Data section =>
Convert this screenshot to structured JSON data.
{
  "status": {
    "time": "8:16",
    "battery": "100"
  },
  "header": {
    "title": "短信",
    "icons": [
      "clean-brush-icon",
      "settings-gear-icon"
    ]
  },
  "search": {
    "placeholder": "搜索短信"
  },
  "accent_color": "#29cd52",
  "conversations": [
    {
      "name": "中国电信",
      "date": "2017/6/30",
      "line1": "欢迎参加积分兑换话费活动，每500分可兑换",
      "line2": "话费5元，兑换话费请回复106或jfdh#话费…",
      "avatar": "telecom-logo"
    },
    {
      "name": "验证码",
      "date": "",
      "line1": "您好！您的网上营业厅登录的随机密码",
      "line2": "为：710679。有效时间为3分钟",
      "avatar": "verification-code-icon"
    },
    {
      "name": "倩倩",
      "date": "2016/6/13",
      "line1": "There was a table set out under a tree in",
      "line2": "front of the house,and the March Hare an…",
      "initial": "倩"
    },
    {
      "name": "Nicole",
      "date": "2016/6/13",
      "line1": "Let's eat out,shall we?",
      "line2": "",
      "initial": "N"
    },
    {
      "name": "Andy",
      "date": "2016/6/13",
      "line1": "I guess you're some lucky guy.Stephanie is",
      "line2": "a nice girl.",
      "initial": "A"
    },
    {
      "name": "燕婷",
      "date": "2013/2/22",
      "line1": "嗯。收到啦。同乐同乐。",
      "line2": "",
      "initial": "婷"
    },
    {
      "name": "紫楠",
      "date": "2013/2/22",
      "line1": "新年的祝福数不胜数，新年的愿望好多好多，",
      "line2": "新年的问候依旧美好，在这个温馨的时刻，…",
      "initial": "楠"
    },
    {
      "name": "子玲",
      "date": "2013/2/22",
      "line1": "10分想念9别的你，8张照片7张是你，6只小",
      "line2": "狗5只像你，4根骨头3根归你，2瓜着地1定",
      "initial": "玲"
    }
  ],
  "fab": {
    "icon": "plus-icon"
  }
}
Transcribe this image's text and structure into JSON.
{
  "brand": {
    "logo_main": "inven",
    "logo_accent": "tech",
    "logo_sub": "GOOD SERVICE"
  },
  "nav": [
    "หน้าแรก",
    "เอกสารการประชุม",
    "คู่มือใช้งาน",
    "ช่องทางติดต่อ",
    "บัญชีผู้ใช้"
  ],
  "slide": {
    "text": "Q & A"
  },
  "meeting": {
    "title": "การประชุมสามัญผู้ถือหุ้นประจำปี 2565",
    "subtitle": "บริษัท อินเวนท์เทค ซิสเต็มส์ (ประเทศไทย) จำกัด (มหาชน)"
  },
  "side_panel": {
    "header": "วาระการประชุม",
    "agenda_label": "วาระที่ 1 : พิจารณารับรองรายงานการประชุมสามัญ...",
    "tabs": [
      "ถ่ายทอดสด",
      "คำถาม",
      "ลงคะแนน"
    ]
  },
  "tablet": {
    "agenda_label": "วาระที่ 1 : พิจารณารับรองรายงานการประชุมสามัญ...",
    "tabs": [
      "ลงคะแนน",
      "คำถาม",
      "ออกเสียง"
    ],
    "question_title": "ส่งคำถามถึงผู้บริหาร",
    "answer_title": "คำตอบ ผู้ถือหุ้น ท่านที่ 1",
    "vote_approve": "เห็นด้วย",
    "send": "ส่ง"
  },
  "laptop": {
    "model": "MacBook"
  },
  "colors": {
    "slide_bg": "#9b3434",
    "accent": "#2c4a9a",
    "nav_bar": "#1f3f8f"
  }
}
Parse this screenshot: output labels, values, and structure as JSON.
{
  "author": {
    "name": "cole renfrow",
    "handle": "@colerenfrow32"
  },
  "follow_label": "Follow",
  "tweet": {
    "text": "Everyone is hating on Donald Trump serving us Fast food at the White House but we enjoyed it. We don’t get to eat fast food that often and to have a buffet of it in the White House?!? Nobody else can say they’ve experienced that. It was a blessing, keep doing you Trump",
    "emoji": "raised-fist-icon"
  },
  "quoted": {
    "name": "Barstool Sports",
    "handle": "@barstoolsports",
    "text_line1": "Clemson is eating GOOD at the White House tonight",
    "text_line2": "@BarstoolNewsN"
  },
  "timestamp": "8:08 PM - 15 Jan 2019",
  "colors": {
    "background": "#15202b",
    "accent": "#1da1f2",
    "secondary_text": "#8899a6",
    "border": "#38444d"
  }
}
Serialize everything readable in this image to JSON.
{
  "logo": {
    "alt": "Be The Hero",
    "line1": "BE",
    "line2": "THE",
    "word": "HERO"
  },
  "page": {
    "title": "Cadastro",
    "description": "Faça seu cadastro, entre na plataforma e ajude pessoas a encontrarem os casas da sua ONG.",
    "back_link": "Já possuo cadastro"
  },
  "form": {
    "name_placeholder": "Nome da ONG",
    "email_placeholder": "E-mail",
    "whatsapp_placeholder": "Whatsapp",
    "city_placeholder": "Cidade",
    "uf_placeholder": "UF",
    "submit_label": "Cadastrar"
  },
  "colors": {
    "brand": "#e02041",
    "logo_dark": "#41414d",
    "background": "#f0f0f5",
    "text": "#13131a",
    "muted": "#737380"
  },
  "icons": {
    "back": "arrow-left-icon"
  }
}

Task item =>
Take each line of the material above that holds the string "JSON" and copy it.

Your solution =>
Convert this screenshot to structured JSON data.
Transcribe this image's text and structure into JSON.
Parse this screenshot: output labels, values, and structure as JSON.
Serialize everything readable in this image to JSON.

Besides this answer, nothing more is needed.